derek beaulieu is the author of two books of poetry (with wax, Coach House, 2003; fractal economies, talonbooks, 2006). In 2005, he co-wrote frogments from the frag pool: haiku after basho with Gary Barwin (Mercury, 2005), and co-edited the controversial, best-selling, anthology Shift & Switch: new Canadian poetry (Mercury, 2005) with Jason Christie and a.rawlings. Since 1997, beaulieu has edited a series of literary magazines (including filling Station, dANDelion and endNote). His small press—housepress (1997-2004)—is now archived in its entirety at Simon Fraser University. His visual artwork—which engages the distinction between text and image—has been exhibited internationally. While he lectures on poetry and community in Canada, the US and the UK, he currently lives in Calgary with his young daughter, and is employed as a high-school instructor.
Talonbooks (Vancouver, 2006)
In fractal economies, derek beaulieu pushes the limits of poetry and poetics by grinding language through the mill of photocopiers, found material, collage, printmaking, frottage and Letraset—creating a new language for the genre. These “fractal economies,” or series of increasingly complex replications of forms through the repeated application of a fixed set of rules, challenge the status quo of poetry and of the politics of language itself, which is, with respect to any human script yet deciphered, capitalist in its very origin. Letters are freed from their “normal” behavior, machines are let loose to create on their own and the borders between poetry and artwork are blurred. In an intriguing and well-argued afterword, beaulieu also theorizes ways that concrete poetry—poetry that deals with language in a physical, material way—can move forward into the twenty-first century beyond the limitations of the page, the author and even the poem itself.
“derek beaulieu folds his bountiful letters into this beautiful fractal, which, when folded, looks as bold as a bounding fountain full of glitter, letting us better see his bit of two-bit beauty (far too futile to be free to act as art at all)—until we see that all his fonts are sold to us as his found bounty, fitful in their fetters, like our litter, which is never fully useful, but is bought, like freight, to break the back of capital.”
“fractal economies is the bleeding edge of the paper cut.”
“fractal economies is a map of semantic possibilities and new directions. beaulieu skillfully makes strange with previously established poetic language and, in doing so, opens up a world of subversive traces which reveal the way language manipulates and is manipulated.”
—Jon Paul Fiorentino
“beaulieu’s major contribution to poetry in this country is his incessant foregrounding of the modes of production and the technological apparatuses surrounding the creation of poetry, and the possibilities inherent in rethinking the impact of these technologies on the ‘poem’ itself … The book’s inclusions tend to represent truly the best of beaulieu’s poetic practice … beaulieu’s visual poems, in addition to being wonderful aesthetic objects, question the role of art and the impact of technology in a world that is becoming increasingly technocratic, utilitarian, and totalitarian.”
“fractal economies has the potential to be like Miles Davis’ Kind of Blue, which taps the vein of jazz for many listeners and musicians.
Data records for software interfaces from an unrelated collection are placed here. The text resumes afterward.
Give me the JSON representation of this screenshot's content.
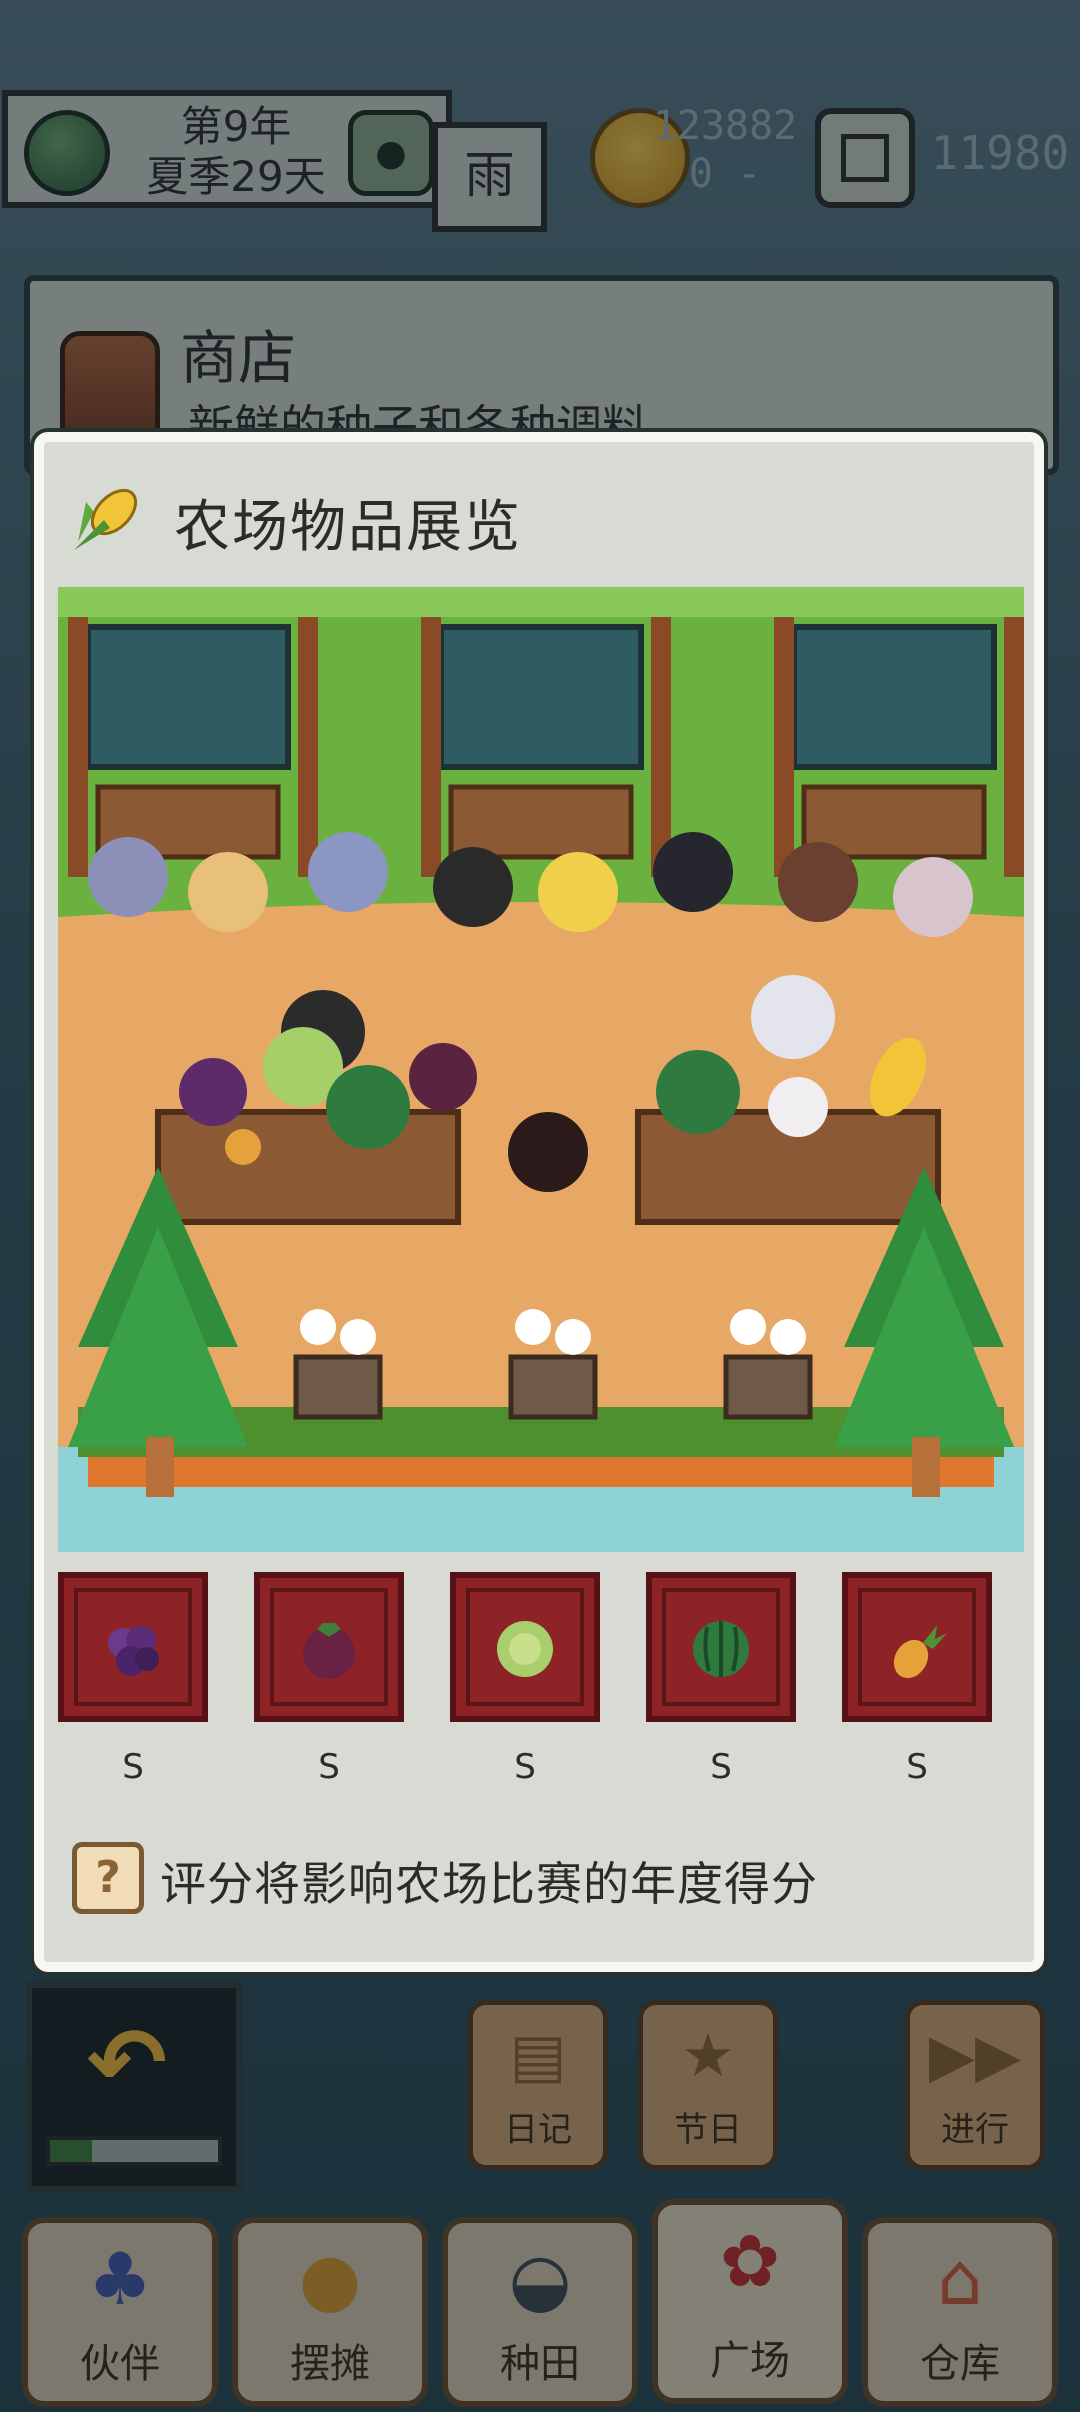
{
  "topbar": {
    "year": "第9年",
    "season_day": "夏季29天",
    "weather": "雨",
    "money": "123882",
    "money_delta": "0 -",
    "gems": "11980",
    "icons": {
      "globe": "globe-icon",
      "settings": "settings-icon",
      "coin": "coin-icon",
      "gem": "gem-icon"
    }
  },
  "shop": {
    "title": "商店",
    "subtitle": "新鲜的种子和各种调料"
  },
  "modal": {
    "title": "农场物品展览",
    "title_icon": "corn-icon",
    "items": [
      {
        "icon": "grape-icon",
        "grade": "S"
      },
      {
        "icon": "mangosteen-icon",
        "grade": "S"
      },
      {
        "icon": "cabbage-icon",
        "grade": "S"
      },
      {
        "icon": "watermelon-icon",
        "grade": "S"
      },
      {
        "icon": "pineapple-icon",
        "grade": "S"
      }
    ],
    "hint": "评分将影响农场比赛的年度得分",
    "hint_icon": "help-icon"
  },
  "actions": {
    "back_progress": 0.25,
    "diary": "日记",
    "festival": "节日",
    "proceed": "进行"
  },
  "nav": [
    {
      "label": "伙伴",
      "icon": "partner-icon"
    },
    {
      "label": "摆摊",
      "icon": "stall-icon"
    },
    {
      "label": "种田",
      "icon": "farming-icon"
    },
    {
      "label": "广场",
      "icon": "plaza-icon"
    },
    {
      "label": "仓库",
      "icon": "warehouse-icon"
    }
  ],
  "colors": {
    "item_frame": "#8d2327",
    "modal_bg": "#d8dbd3",
    "dirt": "#e8a865",
    "grass": "#6bb13f"
  }
}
Never read a book of concrete poetry before? This might be the one to hook you.”
— FFWD Weekly
“Where beaulieu has made a significant contribution to the tradition is in his innovative use of business machines and office supplies to revitalize the techniques of concrete poetics … At their best, beaulieu’s creations function at the level of a Rorschach ink blot—the reader can gain insight into his or her own emotions/thoughts by projecting onto a neutral image … [In the] cogent though sometimes challenging afterword … beaulieu makes a compelling case for the need of a standardized and serious approach to the study of concrete poetry, and also for the abandoning of dismissive claims of the movement’s infancy and/or marginality.”
— Antigonish Review
“… a book as graphically rich as it is literary …”
— Prairie Books NOW
“In derek beaulieu’s Fractal Economies, language regards itself, stalks itself, begins, slowly, to eat itself.”
— Canadian Literature